  • There is a lot of catalyst research going on.

Much of this research in the UK, appears to be going on at Oxford University. And successfully to boot!

Velocys

It should be noted that Velocys was spun out of Oxford University, a few years ago.

This infographic shows their process.

This could be a route to net-zero carbon aviation and heavy haulage.

The beauty is that there would need to be little modification to existing aircraft and trucks.

Oxford University’s Magic Process

These paragraphs from The Times article explain their process.

The clue came in research on particles of iron, and what happens when they get really small. “There’s a fascinating problem,” Professor Edwards said. “You take a bit of metal, and you break it into smaller and smaller bits. At what stage does it stop behaving like a copy of the bigger bit?”

When the particle gets below a critical size, it turns out it’s no longer a metal in the standard sense. The electrical conductivity plummets, and its ability to absorb microwaves does the reverse, increasing by ten orders of magnitude.

Professor Edwards realised that this could be useful. “When you turn on the microwaves, these things become little hotspots of heat,” he said. When he put them in a mix of milled-up plastic, he found that they broke the bonds between the hydrogen and carbon, without the expense and mess of also heating up the plastic itself.

What is left is hydrogen gas, which can be used for fuel, and lumps of carbon nanotubes, which Professor Edwards hopes might be of a high enough grade to have a use as well. The next stage is to work with industry to find ways to scale it up.

It sounds rather amazing.

Going Large!

This article from The Times on Friday, is entitled Plastic To Be Saved From Landfill By Revolutionary Recycling Plants.

These are the two introductory paragraphs.

Thousands of tonnes of plastic waste will be turned into new plastic in Britain rather than dumped in landfill sites, incinerated or sent overseas under plans for four new plants that will use cutting-edge recycling technology.

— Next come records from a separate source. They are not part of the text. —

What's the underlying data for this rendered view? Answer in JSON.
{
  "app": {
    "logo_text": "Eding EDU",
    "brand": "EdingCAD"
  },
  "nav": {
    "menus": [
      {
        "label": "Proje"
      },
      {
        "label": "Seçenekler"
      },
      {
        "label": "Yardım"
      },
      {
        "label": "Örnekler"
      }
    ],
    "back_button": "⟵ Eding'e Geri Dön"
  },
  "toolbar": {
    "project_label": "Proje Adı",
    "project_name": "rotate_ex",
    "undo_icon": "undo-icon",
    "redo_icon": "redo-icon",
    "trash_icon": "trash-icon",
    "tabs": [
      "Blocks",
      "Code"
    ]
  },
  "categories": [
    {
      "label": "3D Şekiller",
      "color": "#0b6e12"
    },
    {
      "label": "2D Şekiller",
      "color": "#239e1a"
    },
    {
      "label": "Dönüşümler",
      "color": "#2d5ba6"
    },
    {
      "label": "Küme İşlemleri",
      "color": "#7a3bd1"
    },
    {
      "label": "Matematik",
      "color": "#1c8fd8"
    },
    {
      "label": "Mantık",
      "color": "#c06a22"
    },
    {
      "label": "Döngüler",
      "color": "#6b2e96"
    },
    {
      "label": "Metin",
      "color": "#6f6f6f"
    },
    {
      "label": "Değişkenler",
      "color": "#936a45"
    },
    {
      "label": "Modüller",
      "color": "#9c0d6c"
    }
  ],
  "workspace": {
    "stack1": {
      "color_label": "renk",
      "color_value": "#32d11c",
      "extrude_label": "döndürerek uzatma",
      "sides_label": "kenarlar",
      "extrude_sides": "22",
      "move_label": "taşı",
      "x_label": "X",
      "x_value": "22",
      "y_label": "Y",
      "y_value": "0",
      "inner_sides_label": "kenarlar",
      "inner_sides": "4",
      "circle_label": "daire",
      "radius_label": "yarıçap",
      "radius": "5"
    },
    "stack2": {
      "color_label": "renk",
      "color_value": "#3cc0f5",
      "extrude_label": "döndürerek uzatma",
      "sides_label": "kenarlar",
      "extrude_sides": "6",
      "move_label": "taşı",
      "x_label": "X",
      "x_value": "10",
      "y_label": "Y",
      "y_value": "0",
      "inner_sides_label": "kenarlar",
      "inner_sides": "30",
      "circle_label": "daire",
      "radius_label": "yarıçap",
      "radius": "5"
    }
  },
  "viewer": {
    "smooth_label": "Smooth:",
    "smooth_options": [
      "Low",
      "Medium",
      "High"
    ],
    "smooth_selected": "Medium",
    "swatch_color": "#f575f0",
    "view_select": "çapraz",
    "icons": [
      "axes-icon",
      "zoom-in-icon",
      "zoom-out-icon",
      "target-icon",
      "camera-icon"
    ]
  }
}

Up to 130,000 tonnes of plastic a year will be chemically transformed in the facilities, which are to be built in Teesside, the West Midlands and Perth.

It all sounds like technology, that can transform our use of plastics.

Conclusion

In the years since I left Liverpool University in 1968 with a degree in Electrical and control Engineering, it has sometimes seemed to me, that chemistry has been a partly neglected science.

It now seems to be coming to the fore strongly.

 

October 19, 2020 Posted by | Hydrogen | , , , , , , , , , | 4 Comments